‘Hollywood’s background scores are more mature’
Background scores in films and TV in India are very different from how they are composed for projects in the West. Music – composer duo Salim Sulaiman, who have composed background scores for films such as Dhoom (2004), Dostana (2008) and Cocktail (2012), talk about their experience of composing the score for the 2014 Hollywood film, Sold.
“It was a completely different approach. In our country, people tend to focus more on the songs, and background scores don’t really get that much importance. I mean, you wouldn’t hear anyone say, that oh this composer’s score in the film was good. They all say that a composer’s songs were good in the movie,” says Salim Merchant.
And, Sulaiman feels that the industry hasn’t understood the “magic” of film scores, and adds that producers don’t understand the importance of silence in at certain moments in films. “It’s not an easy thing to do. Creating a film score is an art, and we have really learned about its magic over the years.
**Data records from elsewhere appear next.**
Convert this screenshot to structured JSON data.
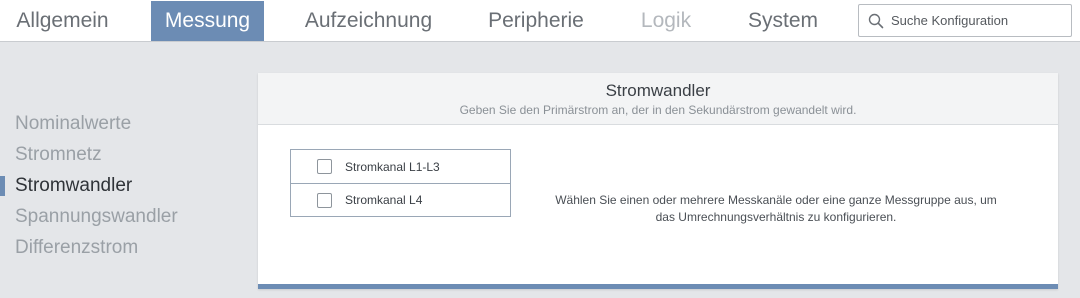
{
  "nav": {
    "tabs": [
      {
        "label": "Allgemein"
      },
      {
        "label": "Messung"
      },
      {
        "label": "Aufzeichnung"
      },
      {
        "label": "Peripherie"
      },
      {
        "label": "Logik"
      },
      {
        "label": "System"
      }
    ],
    "active_tab": "Messung",
    "disabled_tab": "Logik",
    "search": {
      "placeholder": "Suche Konfiguration",
      "icon": "search-icon"
    }
  },
  "sidebar": {
    "items": [
      {
        "label": "Nominalwerte"
      },
      {
        "label": "Stromnetz"
      },
      {
        "label": "Stromwandler"
      },
      {
        "label": "Spannungswandler"
      },
      {
        "label": "Differenzstrom"
      }
    ],
    "active_item": "Stromwandler"
  },
  "panel": {
    "title": "Stromwandler",
    "subtitle": "Geben Sie den Primärstrom an, der in den Sekundärstrom gewandelt wird.",
    "channels": [
      {
        "label": "Stromkanal L1-L3",
        "checked": false
      },
      {
        "label": "Stromkanal L4",
        "checked": false
      }
    ],
    "hint_line1": "Wählen Sie einen oder mehrere Messkanäle oder eine ganze Messgruppe aus, um",
    "hint_line2": "das Umrechnungsverhältnis zu konfigurieren."
  },
  "colors": {
    "accent": "#6c8cb4",
    "background": "#e4e6e9",
    "panel": "#ffffff"
  }
}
After creating scores for films across genres, from dramas to sports films, we have got to know the art of scoring, and we have realised that one should be very minimalistic with their approach. When there is pin drop silence in the background, when it’s a horror scene, or a thriller scene — that has more impact on the audience than filling it with loud music. The key is to know where not to put the music (sound),” he says.
Salim agrees with his elder brother’s views. “It’s sad and it has become a tradition that every sad scene will be accompanied by such loud music. It has been hammered into our psyche, and TV, I feel has spoilt it a lot for us. The idea is not to load the scene with heavy music, but to invoke that particular emotion. That’s why the way one works in Hollywood is very different. They try to bring in some maturity to their background scores,” he says.